• [What you need to do]
Give only the number of lines in the records that include the string "data".
── Extracted information
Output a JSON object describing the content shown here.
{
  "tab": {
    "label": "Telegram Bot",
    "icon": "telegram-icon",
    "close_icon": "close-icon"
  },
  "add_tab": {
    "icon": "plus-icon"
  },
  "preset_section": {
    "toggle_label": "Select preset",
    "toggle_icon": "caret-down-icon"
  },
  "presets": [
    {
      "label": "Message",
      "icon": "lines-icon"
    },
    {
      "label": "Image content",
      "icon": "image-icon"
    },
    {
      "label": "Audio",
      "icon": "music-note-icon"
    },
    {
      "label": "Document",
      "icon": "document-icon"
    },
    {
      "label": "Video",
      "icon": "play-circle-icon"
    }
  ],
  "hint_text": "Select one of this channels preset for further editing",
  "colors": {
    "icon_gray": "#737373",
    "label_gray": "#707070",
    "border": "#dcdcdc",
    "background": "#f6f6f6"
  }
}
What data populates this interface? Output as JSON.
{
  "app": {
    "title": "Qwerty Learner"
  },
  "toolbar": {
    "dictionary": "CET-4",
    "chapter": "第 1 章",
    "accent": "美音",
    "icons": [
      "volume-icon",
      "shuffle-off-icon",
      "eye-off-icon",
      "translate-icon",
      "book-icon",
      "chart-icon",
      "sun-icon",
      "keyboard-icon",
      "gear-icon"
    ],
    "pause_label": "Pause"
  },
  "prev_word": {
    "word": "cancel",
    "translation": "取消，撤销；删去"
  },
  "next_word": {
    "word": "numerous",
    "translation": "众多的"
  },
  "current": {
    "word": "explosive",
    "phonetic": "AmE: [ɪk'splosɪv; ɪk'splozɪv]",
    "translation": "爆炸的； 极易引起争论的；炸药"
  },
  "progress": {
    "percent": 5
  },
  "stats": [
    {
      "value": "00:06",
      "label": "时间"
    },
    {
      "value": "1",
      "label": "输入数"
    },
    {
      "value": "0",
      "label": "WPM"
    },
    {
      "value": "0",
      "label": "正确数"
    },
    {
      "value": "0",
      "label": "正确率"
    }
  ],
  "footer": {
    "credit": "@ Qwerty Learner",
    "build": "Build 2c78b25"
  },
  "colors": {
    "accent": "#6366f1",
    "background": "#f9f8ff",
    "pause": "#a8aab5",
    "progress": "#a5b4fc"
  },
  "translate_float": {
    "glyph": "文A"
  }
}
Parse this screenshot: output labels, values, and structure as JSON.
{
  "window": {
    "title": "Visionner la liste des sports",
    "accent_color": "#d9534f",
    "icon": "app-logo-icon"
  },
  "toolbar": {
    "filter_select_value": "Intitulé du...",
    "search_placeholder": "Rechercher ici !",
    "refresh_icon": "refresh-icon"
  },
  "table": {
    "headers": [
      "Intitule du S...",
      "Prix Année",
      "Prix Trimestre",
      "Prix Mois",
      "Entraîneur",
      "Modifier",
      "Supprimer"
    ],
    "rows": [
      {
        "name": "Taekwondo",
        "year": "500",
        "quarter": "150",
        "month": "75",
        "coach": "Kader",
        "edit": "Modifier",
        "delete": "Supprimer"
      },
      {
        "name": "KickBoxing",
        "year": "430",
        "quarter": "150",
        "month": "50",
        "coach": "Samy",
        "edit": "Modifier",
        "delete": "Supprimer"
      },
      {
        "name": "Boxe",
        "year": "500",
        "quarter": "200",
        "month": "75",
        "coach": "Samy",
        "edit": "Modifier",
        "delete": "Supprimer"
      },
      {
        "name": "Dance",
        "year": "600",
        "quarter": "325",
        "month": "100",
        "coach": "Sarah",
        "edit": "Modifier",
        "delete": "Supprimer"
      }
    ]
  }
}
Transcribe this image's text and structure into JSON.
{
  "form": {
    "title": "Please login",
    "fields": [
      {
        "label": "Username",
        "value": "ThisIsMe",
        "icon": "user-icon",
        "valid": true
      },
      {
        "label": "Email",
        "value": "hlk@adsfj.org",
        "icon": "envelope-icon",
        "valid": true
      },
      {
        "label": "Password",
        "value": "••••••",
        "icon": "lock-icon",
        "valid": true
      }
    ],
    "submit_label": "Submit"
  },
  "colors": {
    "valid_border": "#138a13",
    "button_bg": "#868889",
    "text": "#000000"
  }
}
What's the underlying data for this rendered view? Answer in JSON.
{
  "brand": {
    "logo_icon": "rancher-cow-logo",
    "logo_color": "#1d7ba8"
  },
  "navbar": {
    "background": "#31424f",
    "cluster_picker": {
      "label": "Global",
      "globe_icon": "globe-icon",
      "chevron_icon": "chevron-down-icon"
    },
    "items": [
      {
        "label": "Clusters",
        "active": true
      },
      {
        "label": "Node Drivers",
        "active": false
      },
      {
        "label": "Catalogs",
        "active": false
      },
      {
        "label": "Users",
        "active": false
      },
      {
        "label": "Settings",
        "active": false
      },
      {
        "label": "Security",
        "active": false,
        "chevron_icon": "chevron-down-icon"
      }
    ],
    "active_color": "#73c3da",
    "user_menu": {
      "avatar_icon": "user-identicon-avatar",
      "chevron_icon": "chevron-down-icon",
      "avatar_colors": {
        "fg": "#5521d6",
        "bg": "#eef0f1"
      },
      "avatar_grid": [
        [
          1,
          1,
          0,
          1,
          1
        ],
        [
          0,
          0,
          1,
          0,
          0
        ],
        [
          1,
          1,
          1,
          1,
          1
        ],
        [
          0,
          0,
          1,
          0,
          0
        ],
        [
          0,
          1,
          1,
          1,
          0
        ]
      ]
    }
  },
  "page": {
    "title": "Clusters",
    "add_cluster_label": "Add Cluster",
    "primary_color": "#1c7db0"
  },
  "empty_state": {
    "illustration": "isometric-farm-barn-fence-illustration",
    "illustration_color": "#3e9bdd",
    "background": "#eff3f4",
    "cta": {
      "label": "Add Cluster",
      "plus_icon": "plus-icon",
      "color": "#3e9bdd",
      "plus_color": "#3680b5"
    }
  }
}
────
• [Response box]
2